Instead of hiding behind claims of three million sugarcane farmers, politicians need to ensure that these farmers do not have to suffer the same fate time and again. With climate change, droughts have become a more frequent reality. The only way to tackle and manage droughts is to improve the resilience of the agro-economic system and water management systems in coping with droughts. Encouraging and pushing for sugarcane in chronically drought-affected areas is a poor adaptation measure and only pushes farmers deeper into the vicious cycle of uncertainty, crop failures, and hardships.

Drip Irrigation: A Band-aid solution?

The Maharashtra state government is planning to make it mandatory for sugarcane growers to use drip irrigation systems over the next three years, a move prompted by the drought. “Hence a regulation will make a big difference in the water utilization pattern in the agro-sector,” chief minister, Prithviraj Chavan said in an interview.

Measures like drip Irrigation, sprinkler irrigation, etc, though critical, are incapable of arresting the proliferation of sugarcane, a fundamentally inappropriate crop in drought prone areas. Moreover, despite the relative abundance of sugarcane and heavy subsidies for drip, sugarcane belts have stuck to flood irrigation and have not adopted drip the way Nashik region has for grapes. Of the one million hectares under sugarcane, barely 10% is under drip. Even the Union Agriculture Minister’s constituency has not shown any notable success on this front.

As sugarcane is claiming almost all of irrigation and also domestic water from dams in the drought-affected zones, villagers in Marathwada and Western Maharashtra do not have drinking water; students are missing their exams to attend to cattle at cattle shelters and hospitals have to postpone surgeries for want of water.
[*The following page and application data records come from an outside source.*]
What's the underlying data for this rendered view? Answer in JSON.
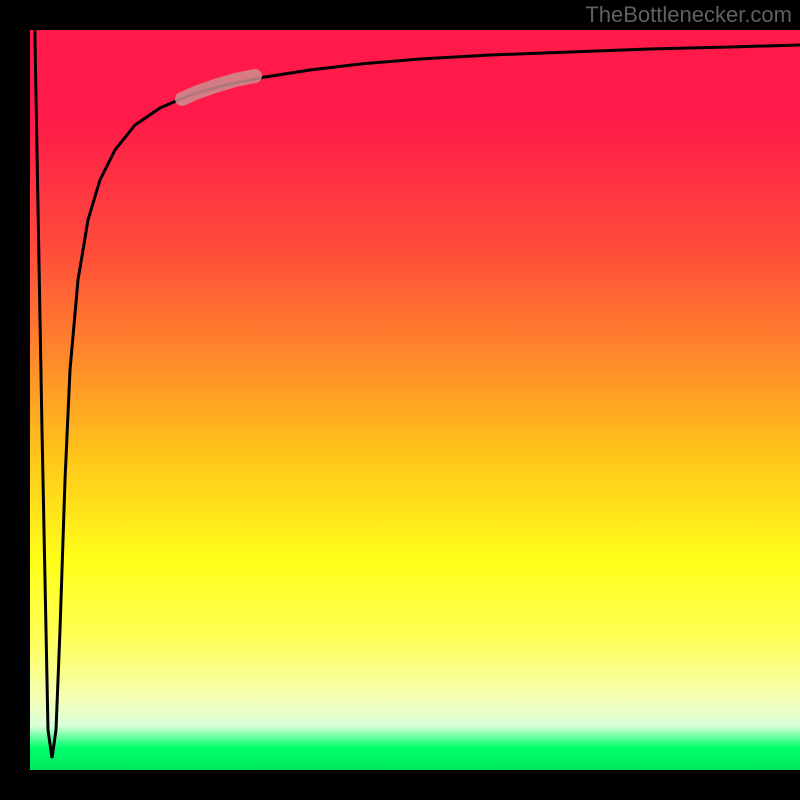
{
  "attribution": "TheBottlenecker.com",
  "chart_data": {
    "type": "line",
    "title": "",
    "xlabel": "",
    "ylabel": "",
    "xlim": [
      0,
      100
    ],
    "ylim": [
      0,
      100
    ],
    "background_gradient": {
      "top": "#ff1a4a",
      "mid1": "#ff8c2a",
      "mid2": "#ffff1a",
      "bottom": "#00e860"
    },
    "series": [
      {
        "name": "bottleneck-curve",
        "color": "#000000",
        "x": [
          0,
          1,
          2,
          2.5,
          3,
          3.5,
          4,
          5,
          6,
          7,
          8,
          10,
          12,
          15,
          18,
          20,
          22,
          25,
          30,
          35,
          40,
          50,
          60,
          70,
          80,
          90,
          100
        ],
        "y": [
          100,
          50,
          5,
          2,
          10,
          30,
          50,
          65,
          73,
          78,
          81,
          85,
          87.5,
          89.5,
          90.8,
          91.5,
          92,
          92.8,
          93.8,
          94.5,
          95,
          95.8,
          96.3,
          96.7,
          97,
          97.3,
          97.5
        ]
      },
      {
        "name": "highlight-segment",
        "color": "#d49090",
        "x": [
          20,
          22,
          25,
          28,
          30
        ],
        "y": [
          91.5,
          92,
          92.8,
          93.4,
          93.8
        ]
      }
    ]
  }
}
If at all Maharashtra wants to liberate itself from the shackle of regular droughts, one of the things it must first do is break free from sugarcane, and politicians who push the mirage of sugarcane in the absence of any sustainable efforts towards improving farm livelihoods.

This drought would not have been so severe if Maharashtra had broken the shackles of sugar earlier.